Provided material:
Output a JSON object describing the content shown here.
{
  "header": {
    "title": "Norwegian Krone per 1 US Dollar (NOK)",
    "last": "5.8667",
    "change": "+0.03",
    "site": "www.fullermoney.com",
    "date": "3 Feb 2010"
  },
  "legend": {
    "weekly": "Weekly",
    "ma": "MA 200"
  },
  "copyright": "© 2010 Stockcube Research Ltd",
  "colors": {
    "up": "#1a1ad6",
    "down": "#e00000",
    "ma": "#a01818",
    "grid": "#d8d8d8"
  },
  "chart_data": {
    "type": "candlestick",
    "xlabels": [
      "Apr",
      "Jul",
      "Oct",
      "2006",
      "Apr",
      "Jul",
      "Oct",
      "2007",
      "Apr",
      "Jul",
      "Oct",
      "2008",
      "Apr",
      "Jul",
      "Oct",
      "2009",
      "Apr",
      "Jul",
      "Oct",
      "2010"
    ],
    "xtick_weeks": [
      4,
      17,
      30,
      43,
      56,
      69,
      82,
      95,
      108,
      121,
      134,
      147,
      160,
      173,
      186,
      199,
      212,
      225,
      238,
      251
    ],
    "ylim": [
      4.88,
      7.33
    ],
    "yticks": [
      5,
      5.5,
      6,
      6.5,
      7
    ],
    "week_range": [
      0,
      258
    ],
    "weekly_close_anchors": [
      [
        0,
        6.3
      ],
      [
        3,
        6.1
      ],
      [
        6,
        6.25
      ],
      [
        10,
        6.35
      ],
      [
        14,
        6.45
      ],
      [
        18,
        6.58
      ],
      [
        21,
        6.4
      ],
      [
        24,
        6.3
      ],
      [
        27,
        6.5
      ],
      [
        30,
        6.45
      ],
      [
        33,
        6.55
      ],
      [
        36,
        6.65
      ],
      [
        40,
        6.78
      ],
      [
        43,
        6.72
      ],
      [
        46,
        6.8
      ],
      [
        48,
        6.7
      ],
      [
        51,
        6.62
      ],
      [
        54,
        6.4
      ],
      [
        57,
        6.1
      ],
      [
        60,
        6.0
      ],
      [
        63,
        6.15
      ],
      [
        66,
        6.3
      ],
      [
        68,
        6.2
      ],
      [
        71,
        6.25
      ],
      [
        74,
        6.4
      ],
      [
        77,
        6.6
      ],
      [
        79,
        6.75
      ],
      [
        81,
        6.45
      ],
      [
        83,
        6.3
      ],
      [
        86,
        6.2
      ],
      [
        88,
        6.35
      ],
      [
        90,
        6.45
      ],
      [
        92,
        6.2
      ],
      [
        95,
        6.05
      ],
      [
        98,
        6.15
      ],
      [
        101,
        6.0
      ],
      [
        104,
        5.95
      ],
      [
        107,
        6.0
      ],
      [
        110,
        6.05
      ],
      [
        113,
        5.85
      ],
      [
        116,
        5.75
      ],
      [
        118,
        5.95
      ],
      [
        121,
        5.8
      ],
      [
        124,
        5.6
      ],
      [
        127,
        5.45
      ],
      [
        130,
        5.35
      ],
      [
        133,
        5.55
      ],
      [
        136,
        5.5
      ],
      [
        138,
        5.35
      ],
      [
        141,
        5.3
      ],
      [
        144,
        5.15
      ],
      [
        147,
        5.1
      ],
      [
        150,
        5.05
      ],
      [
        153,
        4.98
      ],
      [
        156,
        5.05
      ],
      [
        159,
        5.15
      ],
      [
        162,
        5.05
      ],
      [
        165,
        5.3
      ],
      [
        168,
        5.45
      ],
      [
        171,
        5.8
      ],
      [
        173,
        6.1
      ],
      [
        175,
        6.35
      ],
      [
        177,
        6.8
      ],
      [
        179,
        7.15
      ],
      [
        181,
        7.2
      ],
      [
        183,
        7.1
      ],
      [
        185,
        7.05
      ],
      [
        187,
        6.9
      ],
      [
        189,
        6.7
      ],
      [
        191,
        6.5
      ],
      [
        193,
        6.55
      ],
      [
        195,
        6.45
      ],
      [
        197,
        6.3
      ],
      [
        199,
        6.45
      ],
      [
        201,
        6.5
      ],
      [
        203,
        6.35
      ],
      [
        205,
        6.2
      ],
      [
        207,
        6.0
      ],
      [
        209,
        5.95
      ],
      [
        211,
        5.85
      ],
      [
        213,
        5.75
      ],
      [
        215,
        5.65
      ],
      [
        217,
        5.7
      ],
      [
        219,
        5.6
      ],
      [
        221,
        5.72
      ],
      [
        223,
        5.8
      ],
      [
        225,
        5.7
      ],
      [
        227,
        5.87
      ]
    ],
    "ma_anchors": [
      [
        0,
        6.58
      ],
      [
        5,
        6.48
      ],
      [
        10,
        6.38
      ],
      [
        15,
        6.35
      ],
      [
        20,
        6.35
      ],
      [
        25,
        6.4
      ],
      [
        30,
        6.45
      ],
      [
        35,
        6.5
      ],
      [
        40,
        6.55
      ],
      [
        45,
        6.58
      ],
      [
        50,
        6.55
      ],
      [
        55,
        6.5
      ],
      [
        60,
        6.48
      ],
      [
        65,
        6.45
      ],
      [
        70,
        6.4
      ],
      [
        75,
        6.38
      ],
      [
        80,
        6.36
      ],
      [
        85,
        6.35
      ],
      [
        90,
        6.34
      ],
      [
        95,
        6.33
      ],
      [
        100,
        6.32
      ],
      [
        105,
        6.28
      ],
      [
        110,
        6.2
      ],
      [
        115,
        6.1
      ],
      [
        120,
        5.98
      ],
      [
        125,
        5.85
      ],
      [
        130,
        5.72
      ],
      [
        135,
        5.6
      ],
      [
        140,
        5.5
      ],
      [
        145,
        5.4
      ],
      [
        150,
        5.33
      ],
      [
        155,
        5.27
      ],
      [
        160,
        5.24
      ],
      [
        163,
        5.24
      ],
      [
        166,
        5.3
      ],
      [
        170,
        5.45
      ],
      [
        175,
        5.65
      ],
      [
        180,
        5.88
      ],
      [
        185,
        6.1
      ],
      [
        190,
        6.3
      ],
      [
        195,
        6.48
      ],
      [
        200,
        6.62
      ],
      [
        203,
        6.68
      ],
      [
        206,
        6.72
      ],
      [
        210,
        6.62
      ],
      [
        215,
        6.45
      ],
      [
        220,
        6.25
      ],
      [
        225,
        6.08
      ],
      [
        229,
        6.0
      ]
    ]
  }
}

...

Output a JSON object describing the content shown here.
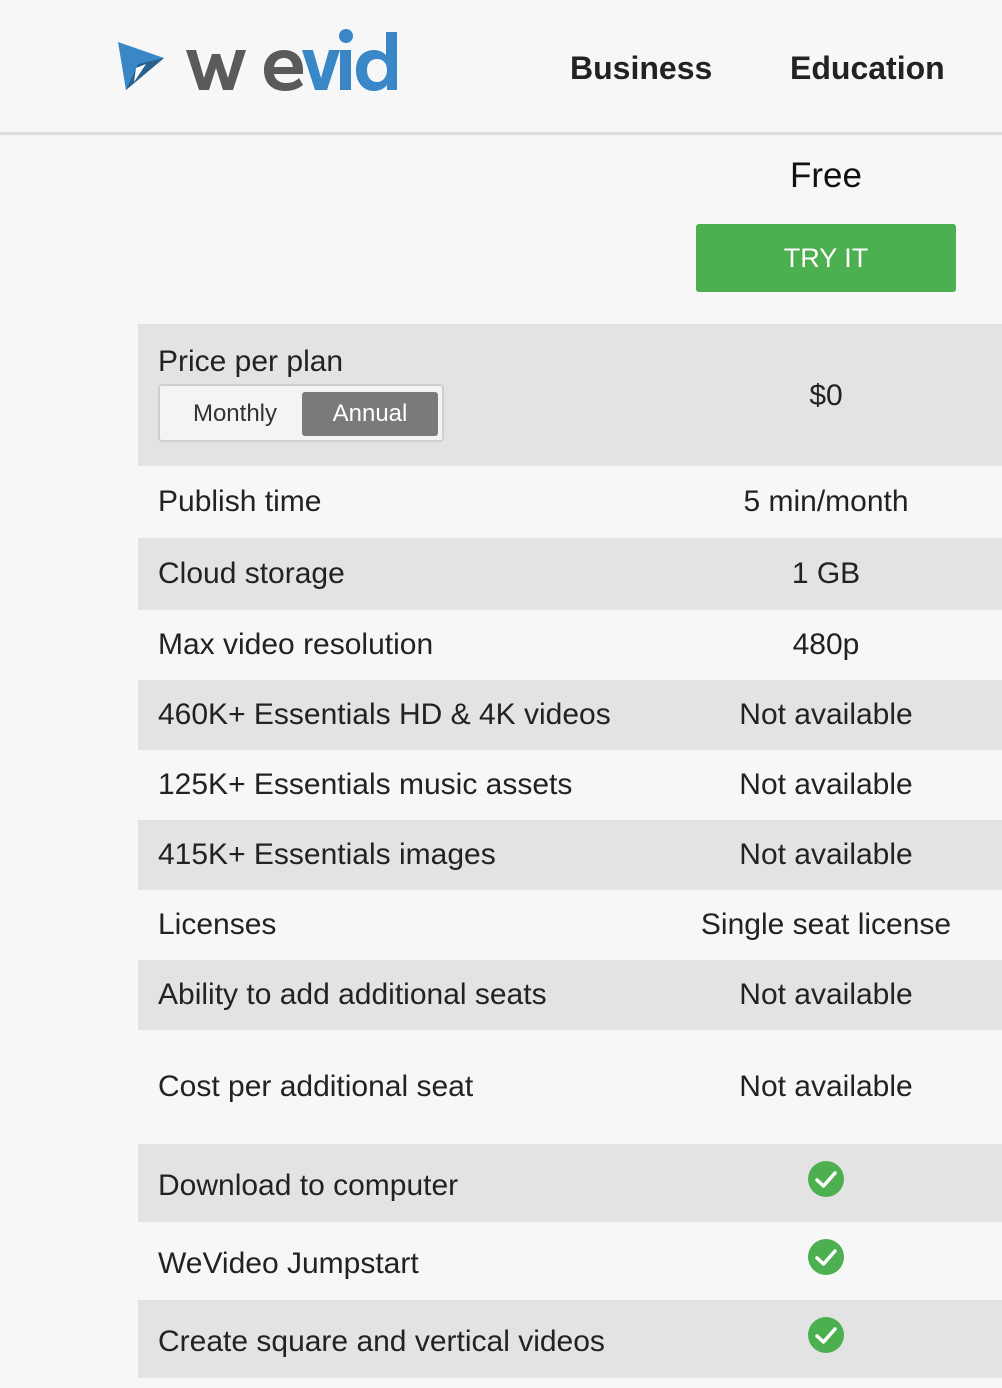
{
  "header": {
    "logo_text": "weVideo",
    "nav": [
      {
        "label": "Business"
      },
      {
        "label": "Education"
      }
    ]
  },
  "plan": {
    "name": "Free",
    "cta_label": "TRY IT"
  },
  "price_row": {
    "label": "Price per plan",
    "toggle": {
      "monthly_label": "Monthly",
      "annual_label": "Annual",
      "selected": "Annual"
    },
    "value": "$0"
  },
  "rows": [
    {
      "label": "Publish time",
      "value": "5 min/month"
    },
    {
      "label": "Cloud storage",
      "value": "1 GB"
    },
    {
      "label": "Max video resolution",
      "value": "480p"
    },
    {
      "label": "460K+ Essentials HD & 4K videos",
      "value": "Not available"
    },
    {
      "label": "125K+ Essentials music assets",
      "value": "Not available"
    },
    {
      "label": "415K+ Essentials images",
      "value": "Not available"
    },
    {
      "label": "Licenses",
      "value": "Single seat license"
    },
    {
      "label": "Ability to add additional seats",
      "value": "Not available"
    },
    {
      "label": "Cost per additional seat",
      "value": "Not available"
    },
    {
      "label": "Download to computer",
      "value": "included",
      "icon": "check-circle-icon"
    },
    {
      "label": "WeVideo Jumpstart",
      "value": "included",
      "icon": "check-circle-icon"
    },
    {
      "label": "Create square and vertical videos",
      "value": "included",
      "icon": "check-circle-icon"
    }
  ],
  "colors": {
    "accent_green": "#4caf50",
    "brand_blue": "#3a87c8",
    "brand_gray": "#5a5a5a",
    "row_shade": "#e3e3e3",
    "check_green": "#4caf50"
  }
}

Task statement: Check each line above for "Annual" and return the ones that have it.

Reply:
      "annual_label": "Annual",
      "selected": "Annual"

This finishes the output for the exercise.